  • _mm_shuffle_ps
  • _mm_shuffle_pi16
  • _mm_shuffle_ps
  • _mm_extract_pi16
  • _mm_insert_pi16

Access to Classes Using Header Files

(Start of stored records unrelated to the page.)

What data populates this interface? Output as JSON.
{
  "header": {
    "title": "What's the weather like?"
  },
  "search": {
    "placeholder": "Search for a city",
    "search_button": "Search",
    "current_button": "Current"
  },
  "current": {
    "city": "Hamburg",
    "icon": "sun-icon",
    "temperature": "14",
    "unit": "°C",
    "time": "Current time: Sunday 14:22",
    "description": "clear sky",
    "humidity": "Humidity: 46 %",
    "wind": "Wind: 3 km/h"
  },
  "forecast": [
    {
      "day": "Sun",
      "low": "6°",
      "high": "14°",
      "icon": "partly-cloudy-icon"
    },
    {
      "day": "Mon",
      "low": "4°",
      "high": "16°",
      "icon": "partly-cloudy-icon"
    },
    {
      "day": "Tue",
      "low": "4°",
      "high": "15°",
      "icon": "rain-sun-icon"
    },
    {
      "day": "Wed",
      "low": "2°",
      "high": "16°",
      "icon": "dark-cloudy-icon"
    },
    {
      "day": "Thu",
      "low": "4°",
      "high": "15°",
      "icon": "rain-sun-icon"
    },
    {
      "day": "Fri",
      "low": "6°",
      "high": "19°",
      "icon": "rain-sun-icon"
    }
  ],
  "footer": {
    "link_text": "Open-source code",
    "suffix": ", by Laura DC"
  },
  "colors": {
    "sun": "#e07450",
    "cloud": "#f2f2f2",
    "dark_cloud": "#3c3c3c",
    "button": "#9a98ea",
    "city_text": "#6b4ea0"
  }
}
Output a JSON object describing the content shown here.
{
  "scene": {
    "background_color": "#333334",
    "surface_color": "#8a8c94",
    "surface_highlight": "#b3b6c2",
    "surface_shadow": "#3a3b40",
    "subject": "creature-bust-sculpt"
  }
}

The required class header files are installed in the include directory with the
Intel® oneAPI
DPC++/C++
Compiler
. To enable the classes, use the
#include
directive in your program file as shown in the table that follows.
Include Directives for Enabling Classes
Instruction Set Extension
Include Directive
MMX™ Technology
#include <
ivec.h
>
Intel® SSE
#include <
fvec.h
>
Intel® SSE 2
#include <
dvec.h
>
Intel® SSE 3
#include <
dvec.h
>
Intel® SSE 4
#include <
dvec.h
>
Intel® AVX
#include <
dvec.h
>
Each succeeding file from the top down includes the preceding class. You only need to include
fvec.h
if you want to use both the
Ivec
and
Fvec
classes. Similarly, to use all the classes including those for Intel® Streaming SIMD Extensions 2, you only need to include the
dvec.h
file.

Usage Precautions

When using the C++ classes, you should follow some general guidelines. More detailed usage rules for each class are listed in Integer Vector Classes, and Floating-point Vector Classes.
Clear MMX Registers
If you use both the
Ivec
and
Fvec
classes at the same time, your program could mix Intel® MMX™ instructions, called by
Ivec
classes, with Intel® architecture floating-point instructions, called by
Fvec
classes. x87 floating-point instructions exist in the following
Fvec
functions:
  • fvec
    constructors
  • debug functions (
    cout
    and element access)
  • rsqrt_nr
Intel® MMX™ technology registers are aliased on the floating-point registers, so you should clear the MMX state with the EMMS instruction intrinsic before issuing an x87 floating-point instruction, as in the following example.
ivecA = ivecA & ivecB;
Ivec logical operation that uses MMX instructions
empty ();
clear state
cout << f32vec4a;
F32vec4 operation that uses x87 floating-point instructions
Failure to clear the Intel® MMX™ technology registers can result in incorrect execution or poor performance due to an incorrect register state.

Product and Performance Information

1

Performance varies by use, configuration and other factors. Learn more at www.Intel.com/PerformanceIndex.